▶ _Goal of the exercise_: Return only the final portion of the entries: the line with "Transcribe this image's" and every line after it, each one exact.

==*==

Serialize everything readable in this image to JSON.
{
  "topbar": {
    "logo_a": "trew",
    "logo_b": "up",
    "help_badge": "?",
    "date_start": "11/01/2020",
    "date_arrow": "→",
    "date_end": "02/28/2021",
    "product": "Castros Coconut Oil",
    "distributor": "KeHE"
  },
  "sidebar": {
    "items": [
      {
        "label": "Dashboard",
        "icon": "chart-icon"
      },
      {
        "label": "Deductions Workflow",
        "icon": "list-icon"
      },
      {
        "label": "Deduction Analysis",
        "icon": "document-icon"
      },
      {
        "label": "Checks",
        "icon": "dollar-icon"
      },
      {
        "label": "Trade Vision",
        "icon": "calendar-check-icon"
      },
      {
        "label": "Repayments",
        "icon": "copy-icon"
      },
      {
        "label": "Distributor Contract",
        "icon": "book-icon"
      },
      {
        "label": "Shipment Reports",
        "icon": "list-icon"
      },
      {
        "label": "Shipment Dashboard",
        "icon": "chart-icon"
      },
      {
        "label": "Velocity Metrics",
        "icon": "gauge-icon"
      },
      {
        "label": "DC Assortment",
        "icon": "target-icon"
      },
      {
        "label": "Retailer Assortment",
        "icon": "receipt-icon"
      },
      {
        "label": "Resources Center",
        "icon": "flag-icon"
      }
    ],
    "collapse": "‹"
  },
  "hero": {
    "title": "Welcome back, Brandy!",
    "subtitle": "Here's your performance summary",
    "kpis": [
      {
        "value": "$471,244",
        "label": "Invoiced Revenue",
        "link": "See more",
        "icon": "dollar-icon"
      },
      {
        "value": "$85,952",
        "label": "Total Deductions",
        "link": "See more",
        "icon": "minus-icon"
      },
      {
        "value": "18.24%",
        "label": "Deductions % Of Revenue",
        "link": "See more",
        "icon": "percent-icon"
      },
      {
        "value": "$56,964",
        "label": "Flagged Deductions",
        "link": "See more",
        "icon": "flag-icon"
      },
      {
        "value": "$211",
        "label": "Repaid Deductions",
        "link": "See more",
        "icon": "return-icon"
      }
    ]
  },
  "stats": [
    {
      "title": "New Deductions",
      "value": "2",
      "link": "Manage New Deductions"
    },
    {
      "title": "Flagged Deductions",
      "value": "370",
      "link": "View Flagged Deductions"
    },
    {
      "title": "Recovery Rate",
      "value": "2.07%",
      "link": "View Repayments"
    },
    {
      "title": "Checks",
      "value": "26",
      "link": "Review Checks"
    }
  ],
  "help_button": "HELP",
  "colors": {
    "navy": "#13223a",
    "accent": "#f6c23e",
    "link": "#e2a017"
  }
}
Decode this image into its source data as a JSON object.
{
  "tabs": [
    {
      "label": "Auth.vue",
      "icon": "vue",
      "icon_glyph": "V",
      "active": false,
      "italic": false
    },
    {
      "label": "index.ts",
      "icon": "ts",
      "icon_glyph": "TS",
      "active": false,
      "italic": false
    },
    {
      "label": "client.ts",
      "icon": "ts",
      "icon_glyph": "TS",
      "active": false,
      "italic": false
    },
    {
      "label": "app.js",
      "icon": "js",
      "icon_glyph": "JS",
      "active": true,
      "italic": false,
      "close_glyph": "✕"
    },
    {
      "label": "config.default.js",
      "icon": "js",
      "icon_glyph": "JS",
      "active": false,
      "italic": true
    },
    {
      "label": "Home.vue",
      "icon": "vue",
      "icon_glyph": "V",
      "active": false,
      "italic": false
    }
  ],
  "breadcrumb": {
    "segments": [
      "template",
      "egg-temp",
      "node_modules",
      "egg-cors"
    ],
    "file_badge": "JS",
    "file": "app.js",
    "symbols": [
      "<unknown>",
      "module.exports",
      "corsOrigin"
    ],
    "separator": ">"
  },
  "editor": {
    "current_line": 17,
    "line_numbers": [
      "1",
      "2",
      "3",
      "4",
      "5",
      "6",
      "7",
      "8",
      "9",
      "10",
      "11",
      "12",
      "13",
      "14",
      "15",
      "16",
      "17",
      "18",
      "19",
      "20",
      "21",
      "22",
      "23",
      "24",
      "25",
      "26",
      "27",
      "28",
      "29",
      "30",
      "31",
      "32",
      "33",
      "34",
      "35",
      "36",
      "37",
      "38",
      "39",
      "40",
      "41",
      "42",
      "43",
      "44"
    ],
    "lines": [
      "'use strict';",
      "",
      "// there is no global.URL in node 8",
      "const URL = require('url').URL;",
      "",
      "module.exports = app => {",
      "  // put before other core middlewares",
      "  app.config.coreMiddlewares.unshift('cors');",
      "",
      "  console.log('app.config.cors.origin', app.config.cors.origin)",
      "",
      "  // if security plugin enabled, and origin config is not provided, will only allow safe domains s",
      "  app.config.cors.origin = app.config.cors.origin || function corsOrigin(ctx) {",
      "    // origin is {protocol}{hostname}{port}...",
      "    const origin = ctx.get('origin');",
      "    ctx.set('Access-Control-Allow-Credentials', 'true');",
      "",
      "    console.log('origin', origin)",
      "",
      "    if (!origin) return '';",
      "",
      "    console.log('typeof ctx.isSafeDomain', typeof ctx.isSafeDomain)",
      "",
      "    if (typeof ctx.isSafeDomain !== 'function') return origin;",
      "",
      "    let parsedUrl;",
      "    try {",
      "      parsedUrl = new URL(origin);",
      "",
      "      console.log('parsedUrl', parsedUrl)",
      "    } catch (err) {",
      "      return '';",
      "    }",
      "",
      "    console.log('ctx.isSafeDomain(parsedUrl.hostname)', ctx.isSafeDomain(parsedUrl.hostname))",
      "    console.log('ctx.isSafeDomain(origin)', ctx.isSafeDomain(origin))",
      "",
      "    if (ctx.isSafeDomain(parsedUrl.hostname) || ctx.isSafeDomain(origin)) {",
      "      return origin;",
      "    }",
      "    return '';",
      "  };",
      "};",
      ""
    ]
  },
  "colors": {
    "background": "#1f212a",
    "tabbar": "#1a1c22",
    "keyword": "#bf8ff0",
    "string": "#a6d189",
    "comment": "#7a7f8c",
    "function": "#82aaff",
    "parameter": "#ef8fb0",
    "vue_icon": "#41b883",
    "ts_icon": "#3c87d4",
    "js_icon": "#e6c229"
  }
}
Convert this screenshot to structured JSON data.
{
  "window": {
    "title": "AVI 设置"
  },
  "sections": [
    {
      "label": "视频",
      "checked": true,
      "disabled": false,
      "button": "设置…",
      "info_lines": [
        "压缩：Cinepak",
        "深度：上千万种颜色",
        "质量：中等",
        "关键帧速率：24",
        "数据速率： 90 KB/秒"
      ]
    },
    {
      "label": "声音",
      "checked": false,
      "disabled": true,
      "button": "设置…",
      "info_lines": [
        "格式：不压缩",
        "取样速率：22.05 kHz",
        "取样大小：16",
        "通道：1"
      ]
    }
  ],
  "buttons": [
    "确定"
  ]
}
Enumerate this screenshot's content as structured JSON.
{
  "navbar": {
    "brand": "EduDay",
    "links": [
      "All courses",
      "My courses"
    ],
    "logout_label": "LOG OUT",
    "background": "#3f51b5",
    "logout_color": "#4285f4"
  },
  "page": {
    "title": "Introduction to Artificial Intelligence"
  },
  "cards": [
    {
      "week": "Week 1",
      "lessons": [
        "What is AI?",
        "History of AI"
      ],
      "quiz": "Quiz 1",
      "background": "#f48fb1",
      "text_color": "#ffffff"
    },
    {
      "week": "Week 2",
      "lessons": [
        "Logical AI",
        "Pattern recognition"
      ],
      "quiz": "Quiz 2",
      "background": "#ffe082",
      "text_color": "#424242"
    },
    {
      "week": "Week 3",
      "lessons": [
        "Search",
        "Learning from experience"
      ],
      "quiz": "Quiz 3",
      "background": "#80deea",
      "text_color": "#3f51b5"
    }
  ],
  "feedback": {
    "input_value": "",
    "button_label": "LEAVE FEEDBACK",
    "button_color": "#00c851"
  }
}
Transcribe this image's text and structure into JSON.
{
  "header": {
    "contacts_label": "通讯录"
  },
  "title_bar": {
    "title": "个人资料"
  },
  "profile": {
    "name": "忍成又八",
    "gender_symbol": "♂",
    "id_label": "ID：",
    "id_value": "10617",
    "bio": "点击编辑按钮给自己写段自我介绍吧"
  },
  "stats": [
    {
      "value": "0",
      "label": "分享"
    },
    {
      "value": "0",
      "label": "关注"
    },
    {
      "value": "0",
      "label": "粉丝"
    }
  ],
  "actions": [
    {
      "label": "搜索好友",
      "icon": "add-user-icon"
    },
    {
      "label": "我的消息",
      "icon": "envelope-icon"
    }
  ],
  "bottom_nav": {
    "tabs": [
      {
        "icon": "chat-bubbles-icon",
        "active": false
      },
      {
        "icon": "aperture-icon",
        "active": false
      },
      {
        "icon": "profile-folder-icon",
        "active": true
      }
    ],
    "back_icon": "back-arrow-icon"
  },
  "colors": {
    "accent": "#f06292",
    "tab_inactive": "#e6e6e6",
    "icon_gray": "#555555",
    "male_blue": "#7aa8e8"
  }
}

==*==

▶ _Response to this exercise_:
Transcribe this image's text and structure into JSON.
{
  "header": {
    "contacts_label": "通讯录"
  },
  "title_bar": {
    "title": "个人资料"
  },
  "profile": {
    "name": "忍成又八",
    "gender_symbol": "♂",
    "id_label": "ID：",
    "id_value": "10617",
    "bio": "点击编辑按钮给自己写段自我介绍吧"
  },
  "stats": [
    {
      "value": "0",
      "label": "分享"
    },
    {
      "value": "0",
      "label": "关注"
    },
    {
      "value": "0",
      "label": "粉丝"
    }
  ],
  "actions": [
    {
      "label": "搜索好友",
      "icon": "add-user-icon"
    },
    {
      "label": "我的消息",
      "icon": "envelope-icon"
    }
  ],
  "bottom_nav": {
    "tabs": [
      {
        "icon": "chat-bubbles-icon",
        "active": false
      },
      {
        "icon": "aperture-icon",
        "active": false
      },
      {
        "icon": "profile-folder-icon",
        "active": true
      }
    ],
    "back_icon": "back-arrow-icon"
  },
  "colors": {
    "accent": "#f06292",
    "tab_inactive": "#e6e6e6",
    "icon_gray": "#555555",
    "male_blue": "#7aa8e8"
  }
}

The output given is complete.